Forging tools as fast and hopefully as well as I can, but still not managing to keep up does get rather wearing, and I have been getting increasingly jaded with the situation. Despite the fact that I am producing tools in larger numbers than ever before they are still hard for people to come by due to the spiralling demand. We are still trying to work on a way to queue orders on the website in a fair manner, it is not as simple as it seemed. If I have to do this manually it will take valuable time that could be spent addressing the real issue in hand which is making tools. I actually did a small run of axes a couple of months ago, I sold these individually rather than through the site. It took an average of eight emails to complete each sale. If you look at the last batch of hooks I have forged you can see why I need to be able to sell them via the site in an automated manner.

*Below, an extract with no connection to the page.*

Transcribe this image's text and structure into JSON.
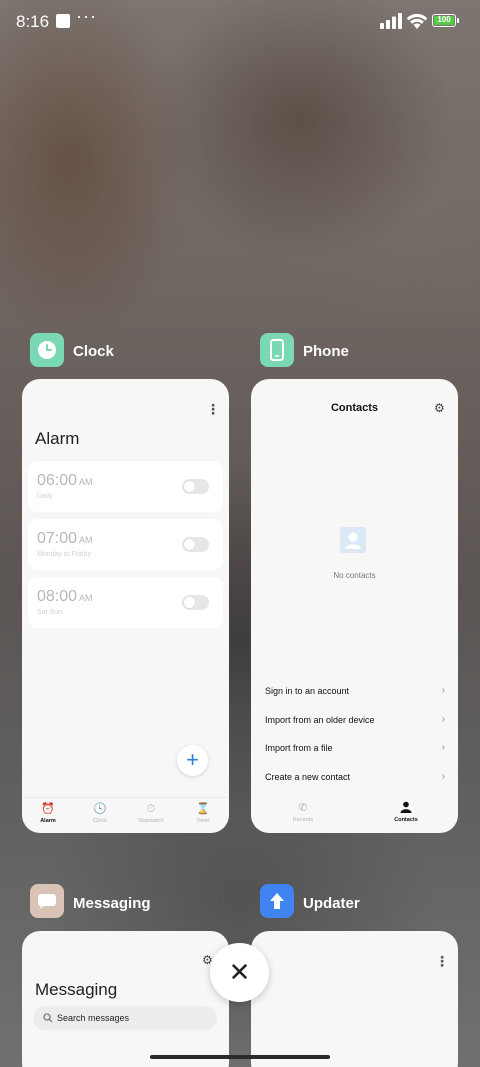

Last week though Alex and Nicky came over to run two days of his hugely popular Kuksa carving course. It was wonderful to see the workshop transformed into a classroom and have it filled with people, it is rare for me to have visitors to the forge, and it really lifted my spirits.
Tools laid out
Calm before the storm
A very different atmosphere in the forge over the weekend
Some great nests made by a first time swan neck user
Alex at work
Two highly successful courses, I managed to squeeze in making a hazel gate over the weekend, again a pleasant change for me, all my carving in the workshop is in bone dry ash. It is a joy to carve something green.
We spent an evening winding down after the courses gilding treen- I had been searching for some batteries in the workshop and unearthed a book and a half of 23.75 carat gold leaf. A week ago- I used to gild some of my decorative forged work but had never tried it on wood before, as you can see the results were stunning. We also had some time testing a pair of prototype axes I made over Christmas, more on those another time as it got rather involved but it is invaluable for me to spend time bouncing ideas of someone as experienced as Alex.
It was intriguing to watch how different students got on with my tools. Some amazing shavings were made by students that had never used one before. I learnt a long time ago to take note of the shavings that a carver makes. In the end anyone can finish a piece by taking tiny little shavings. What impresses me ( as a toolmaker ) is the bigger chips from the roughing out process. Most informative was how the less experienced students were more likely to struggle with tools that had lost a degree of sharpness. This subtle degradation of the edge wasn’t always that obvious and Alex could carve a lot longer than anyone else with a tool that needed touching up. There were also a few students that brought ‘foreign’ tools in for me to sharpen. It really brought it home to me how important it is for my customers to be able to keep their blades as sharp as when they left my workshop.
I have been unsure about explaining my sharpening processes to a wider audience for quite some time now. For one there is the horror of having to face the camera. The other issue though has been how much I want to say about my tools. When I started forging blades 6 years ago there was never any need to have a makers mark, my blades were instantly recognisable and virtually nobody was selling forged woodcarving blades. They have of course been refined over the years and certain aspects of my designs became signature features, such as the tramlines on my spoon blades. There have been a few attempts at replicating them over the years but some recent copies are pretty close. I can see the differences, some aesthetic some not, but felt I could say nothing. If I pointed out the differences then the next versions would be closer.
However putting this rather frustrating aspect of business aside it seems like it is time to explain how to sharpen my blades, and to do that it is necessary to explain the edge geometry that I use. So Alex, being a highly accomplished film-maker shot a video- This was his second attempt and actually in total my fourth go at being filmed. We just about got there in the end but I really don’t envy his job in editing it to come out with something coherent, It looks like there will be a full version with edge theory and a shorter one just focussed on the sharpening.
In the meantime Alex made this teaser video, he actually put it all together on the spot picking up my daughter’s much abused guitar – it had got rather damp as it had spent the ‘summer’ outside under our shelter. We felt bad about this so had left it dry by the wood stove.